As we get into fall and continuous colder weather, farmers are gearing up for wheat planting in a lot of areas.
Prussic acid in Johnson grass
Johnson grass is a warm-season perennial invasive grass that is grown all over the county and most of the southern United States. It can grow up to 6 feet tall if left unmowed. When in favorable conditions, the grass can be a good forage for livestock and cattle hay. Most producers have some Johnson grass in their hay fields. Through the hay-cutting process, prussic acid is released as the plant dries out before baling.
In pastures, stressed Johnson grass produces a buildup of prussic acid in the plant that is lethal to cattle and other ruminant animals. As ruminants consume plant materials containing cyanide-producing compounds, prussic acid is liberated in the rumen, absorbed into the bloodstream and carried to body tissues where it interferes with oxygen usage.

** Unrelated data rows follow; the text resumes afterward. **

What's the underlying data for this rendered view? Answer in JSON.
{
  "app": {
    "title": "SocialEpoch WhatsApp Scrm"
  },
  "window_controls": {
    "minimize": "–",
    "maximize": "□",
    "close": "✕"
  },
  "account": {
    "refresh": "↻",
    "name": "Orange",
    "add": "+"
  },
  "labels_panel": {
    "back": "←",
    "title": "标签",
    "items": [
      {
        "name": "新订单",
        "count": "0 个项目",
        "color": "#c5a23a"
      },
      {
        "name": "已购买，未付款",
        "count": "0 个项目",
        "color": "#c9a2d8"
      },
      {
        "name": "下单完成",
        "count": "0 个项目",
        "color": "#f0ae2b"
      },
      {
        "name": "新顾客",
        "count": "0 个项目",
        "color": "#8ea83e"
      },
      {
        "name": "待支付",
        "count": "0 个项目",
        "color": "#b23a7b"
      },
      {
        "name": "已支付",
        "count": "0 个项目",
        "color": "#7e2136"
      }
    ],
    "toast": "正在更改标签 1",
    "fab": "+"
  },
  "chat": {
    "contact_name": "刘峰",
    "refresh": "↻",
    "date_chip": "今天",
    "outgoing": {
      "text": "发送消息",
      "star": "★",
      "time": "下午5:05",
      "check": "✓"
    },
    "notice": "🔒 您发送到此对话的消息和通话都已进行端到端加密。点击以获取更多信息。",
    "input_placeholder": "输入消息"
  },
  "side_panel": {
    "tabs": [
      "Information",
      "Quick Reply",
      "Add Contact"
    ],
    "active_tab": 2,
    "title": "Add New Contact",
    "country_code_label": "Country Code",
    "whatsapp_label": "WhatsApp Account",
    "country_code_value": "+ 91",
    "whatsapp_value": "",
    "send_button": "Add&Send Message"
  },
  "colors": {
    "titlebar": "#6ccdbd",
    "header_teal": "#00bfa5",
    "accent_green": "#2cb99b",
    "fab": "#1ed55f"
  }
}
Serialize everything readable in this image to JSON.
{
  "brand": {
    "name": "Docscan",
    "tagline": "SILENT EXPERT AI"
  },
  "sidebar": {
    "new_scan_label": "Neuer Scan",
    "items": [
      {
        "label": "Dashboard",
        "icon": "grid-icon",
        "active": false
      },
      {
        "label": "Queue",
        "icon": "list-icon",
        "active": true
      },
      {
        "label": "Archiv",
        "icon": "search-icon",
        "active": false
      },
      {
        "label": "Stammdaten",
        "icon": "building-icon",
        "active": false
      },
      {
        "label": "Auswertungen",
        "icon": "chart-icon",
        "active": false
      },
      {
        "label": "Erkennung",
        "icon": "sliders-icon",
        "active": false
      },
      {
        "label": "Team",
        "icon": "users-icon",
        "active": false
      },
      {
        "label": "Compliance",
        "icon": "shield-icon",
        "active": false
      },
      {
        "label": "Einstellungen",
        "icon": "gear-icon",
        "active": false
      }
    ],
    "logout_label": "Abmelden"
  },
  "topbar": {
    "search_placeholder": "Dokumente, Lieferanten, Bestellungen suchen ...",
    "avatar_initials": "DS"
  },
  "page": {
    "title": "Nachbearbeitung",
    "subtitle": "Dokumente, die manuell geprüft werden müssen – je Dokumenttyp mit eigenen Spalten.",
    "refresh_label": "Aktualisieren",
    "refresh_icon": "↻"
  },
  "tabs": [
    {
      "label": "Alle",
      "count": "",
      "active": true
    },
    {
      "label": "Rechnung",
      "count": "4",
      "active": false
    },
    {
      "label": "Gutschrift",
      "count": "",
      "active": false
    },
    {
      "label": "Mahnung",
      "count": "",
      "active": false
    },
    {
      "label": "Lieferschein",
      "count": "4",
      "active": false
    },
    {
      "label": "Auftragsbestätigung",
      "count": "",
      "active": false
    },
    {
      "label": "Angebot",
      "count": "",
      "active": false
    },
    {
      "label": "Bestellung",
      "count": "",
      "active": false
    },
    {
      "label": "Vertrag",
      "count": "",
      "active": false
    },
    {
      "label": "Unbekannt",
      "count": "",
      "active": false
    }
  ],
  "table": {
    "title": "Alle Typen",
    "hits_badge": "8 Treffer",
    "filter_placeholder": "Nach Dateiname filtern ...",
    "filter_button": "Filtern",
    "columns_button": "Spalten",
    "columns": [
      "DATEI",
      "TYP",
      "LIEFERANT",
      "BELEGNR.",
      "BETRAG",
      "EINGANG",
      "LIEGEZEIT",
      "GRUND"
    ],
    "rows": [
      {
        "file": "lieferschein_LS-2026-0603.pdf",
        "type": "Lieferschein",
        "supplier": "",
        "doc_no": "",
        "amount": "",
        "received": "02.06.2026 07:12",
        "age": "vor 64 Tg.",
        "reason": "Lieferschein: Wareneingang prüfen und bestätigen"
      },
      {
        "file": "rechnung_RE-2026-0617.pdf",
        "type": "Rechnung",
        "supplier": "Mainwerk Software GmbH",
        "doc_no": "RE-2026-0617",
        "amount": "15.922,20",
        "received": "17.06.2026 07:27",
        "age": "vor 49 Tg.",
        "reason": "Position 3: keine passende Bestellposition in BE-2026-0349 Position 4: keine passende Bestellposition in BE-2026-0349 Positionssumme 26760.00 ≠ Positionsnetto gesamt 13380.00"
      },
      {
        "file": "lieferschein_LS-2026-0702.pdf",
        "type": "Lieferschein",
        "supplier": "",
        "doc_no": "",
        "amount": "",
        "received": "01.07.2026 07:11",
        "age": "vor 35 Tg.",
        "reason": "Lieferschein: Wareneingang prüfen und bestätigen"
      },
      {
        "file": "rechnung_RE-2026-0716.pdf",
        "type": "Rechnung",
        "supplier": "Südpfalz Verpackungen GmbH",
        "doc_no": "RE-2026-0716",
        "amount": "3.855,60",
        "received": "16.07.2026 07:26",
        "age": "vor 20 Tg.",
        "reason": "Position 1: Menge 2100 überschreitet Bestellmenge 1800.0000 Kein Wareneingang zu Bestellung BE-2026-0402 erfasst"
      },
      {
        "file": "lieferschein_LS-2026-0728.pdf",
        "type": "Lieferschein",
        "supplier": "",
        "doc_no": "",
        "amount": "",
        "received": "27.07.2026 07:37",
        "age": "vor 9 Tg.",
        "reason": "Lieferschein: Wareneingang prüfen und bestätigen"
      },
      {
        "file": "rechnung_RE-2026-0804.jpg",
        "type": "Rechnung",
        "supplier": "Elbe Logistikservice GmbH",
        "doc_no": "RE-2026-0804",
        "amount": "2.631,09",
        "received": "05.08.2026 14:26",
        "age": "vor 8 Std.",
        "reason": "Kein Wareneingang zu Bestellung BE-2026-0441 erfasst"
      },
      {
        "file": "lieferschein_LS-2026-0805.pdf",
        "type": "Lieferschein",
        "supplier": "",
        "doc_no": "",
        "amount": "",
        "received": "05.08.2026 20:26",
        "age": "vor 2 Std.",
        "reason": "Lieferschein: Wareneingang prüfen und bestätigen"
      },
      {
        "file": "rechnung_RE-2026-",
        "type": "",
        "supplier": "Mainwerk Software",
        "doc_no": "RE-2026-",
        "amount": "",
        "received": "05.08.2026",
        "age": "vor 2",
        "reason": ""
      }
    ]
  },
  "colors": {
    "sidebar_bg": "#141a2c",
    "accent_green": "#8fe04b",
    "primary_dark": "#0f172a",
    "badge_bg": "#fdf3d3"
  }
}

When lethal amounts are consumed, animals can die without visible symptoms of poisoning, but bloating is a common symptom seen. Symptoms from smaller amounts include labored breathing, irregular pulse, frothing at the mouth and staggering. When large amounts of prussic acid are consumed, it can be lethal in hours.
Horses are not as susceptible to prussic acid poisoning due to differences in their digestive system. Being a monogastric or one-stomached animal, they are capable of breaking down prussic acid. On rare occasions, prussic acid poisoning can occur. If so, it is usually lethal.
Farmers on the move
Consistent cold weather brings a green light for farmers to begin planting wheat. A large percentage of farmers grow wheat in Denton County in some capacity. A very small amount of winter wheat has already been planted and emerged, but the majority will be planted in the next few weeks.
Wheat is ranked third in field crops produced in the United States. The winter annual must be grown in a prepared seedbed with a seeding rate of 30 to 120 pounds to the acre, with a planting depth of 1 to 1 1/2 inches.